14 Sep Agronomy Update – Sept 14th
I’m sure that we’re all nervously watching the updates with relation to Hurricane Lee as it makes its way northward. I don’t know about you, but I still have some hurricane-PTSD after Fiona. Thankfully, the current forecast seems to indicate that the impacts of Lee should be much less than either Dorian or Fiona for both wind and rain. Nonetheless…most growers are telling me that we don’t need another drop of rain…so it’s a waiting game to see how much moisture Lee leaves us with.
Anticipating Tuber Quality Issues:
I’ve already seen indications that we are in for a more challenging storage season. For most of the Island, the 2023 growing season has already been the wettest on record and we still have a few weeks to go. Across the Island, we’re already seeing enlarged lenticels and symptoms of water soak and soft rot. Given conditions, I expect that we’ll also see more cases of pink rot and Pythium leak than normal as well.
More than anything, it is important to minimize taking problematic potatoes into long-term storage. Some things to consider:
- Any areas of fields were water has been observed between the rows for more than 24 hours should be flagged off and dug last, if at all. Potatoes from these areas should never be put into long-term storage. Be generous with where you place your flags…start with where you see water lying and then move another 10-15 metres out from there.
- All sprayer track rows should also be dug last. I’ve seen water laying in some sprayer tracks constantly for the last month. These rows are bound to have a high proportion of tubers with water soak and soft rot. Also, these rows tend to have the highest percentage of greening and off-type tubers.

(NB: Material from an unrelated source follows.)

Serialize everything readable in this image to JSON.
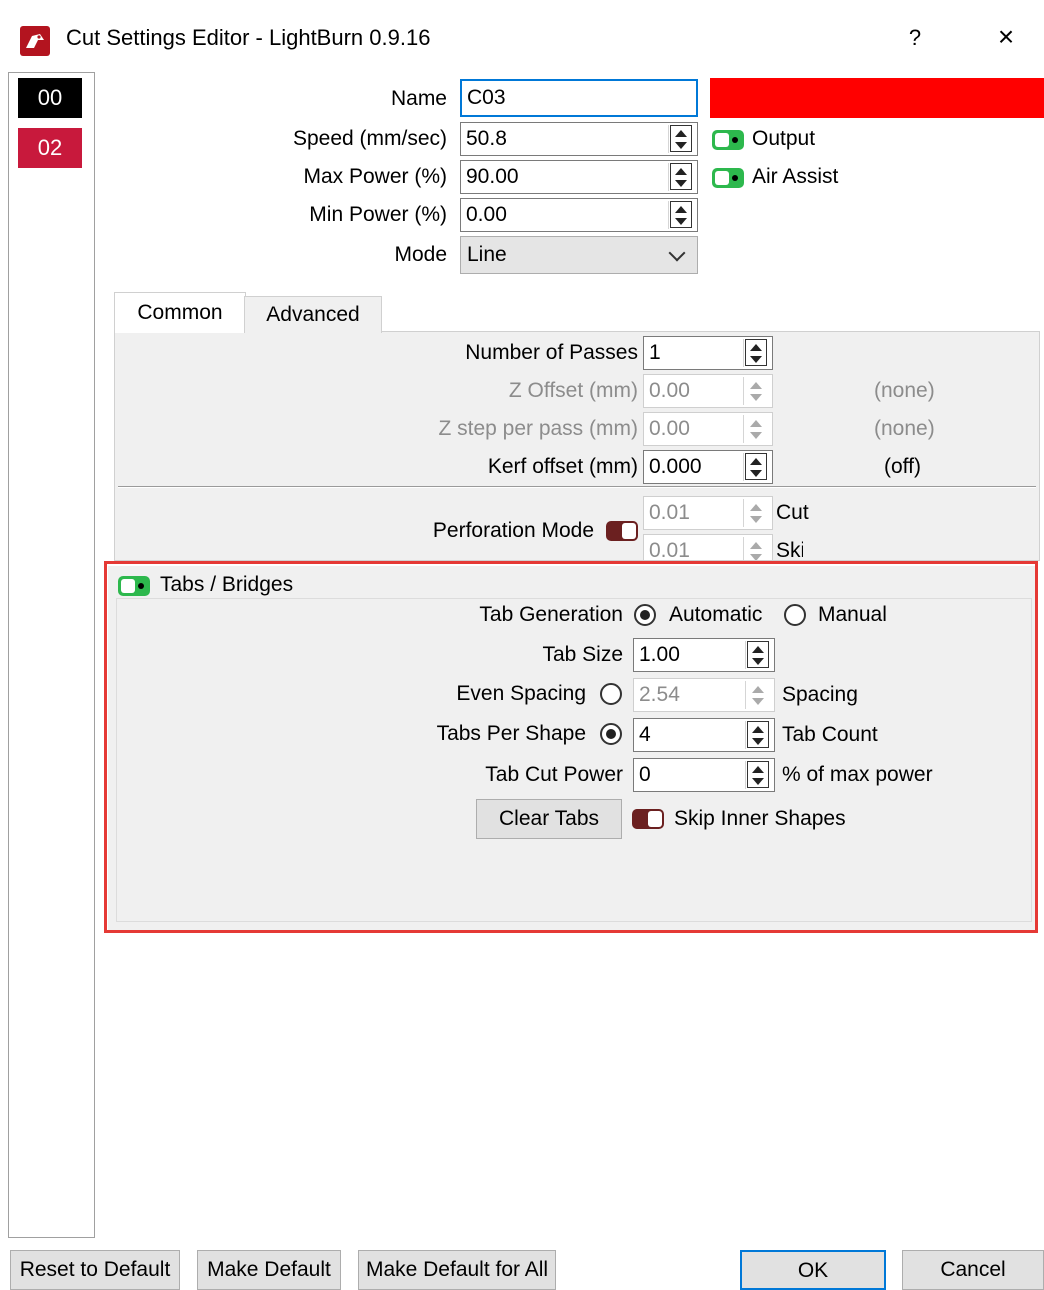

Definitely dig these rows last (if at all) and either find a way to send them out ASAP or put into short-term storage.
- Applying phosphorus acid products (Confine/Phostrol/Rampart) going into storage can help prevent the spread of pink rot, but there is no evidence it does anything for Pythium leak and it won’t help soft rot disease (which is bacterial).
- Nola Olsen of the University of Idaho has generously provided a copy of a recent presentation that she did on early season storage management, complete with her recorded audio. I have recorded her presentation as a video and uploaded to YouTube. It is about 40 min long and touches on a number of important topics, including:
- Monitoring tuber pulp temperatures at harvest
- Eliminating excess heat from storages after harvest
- Minimizing shrink while also properly aiding wound healing/curing
- Dealing with excess moisture from soft-rot diseases.
It is worth your time to watch this presentation by Dr. Olsen before you start storing potatoes this fall. Dr. Olsen one of the key North American experts when it comes to potato storage.
- All Spornado sites are negative this week (Sept 12)
- Last Airspore samples were last Friday, Sept 8th. Also negative
- Bortrytis spore counts from both Airspore late last week and Spornado this week are very high.
- Spornado – positive at all sites, ranging from 230 to 36,600 spores per trap.
- Lots of inoculum around. If you still have potatoes that need to be protected, now would be a good time for Bravo or Echo.
- Green Peach Aphid number spiked in West Prince last week with an average of 43 per trap across 15 traps. Interestingly, GPA numbers were only 2.4/trap in Central PEI and 0.2 per trap in Eastern PEI last week. Other aphids numbers were 7.5 in the west and less than 1 per trap in the central and east.
- I don’t have full data from this week yet; however, GPA numbers that I do have access to (in the West) are similar to last week.
- If you have seed that is not yet killed, I would highly recommend that it be killed as soon as you can. Particularly since with heavy rains forecast for this weekend, you may not be able to get into the fields to spray right away.
Have a safe weekend, and hopefully we don’t get as much rain and wind as forecast!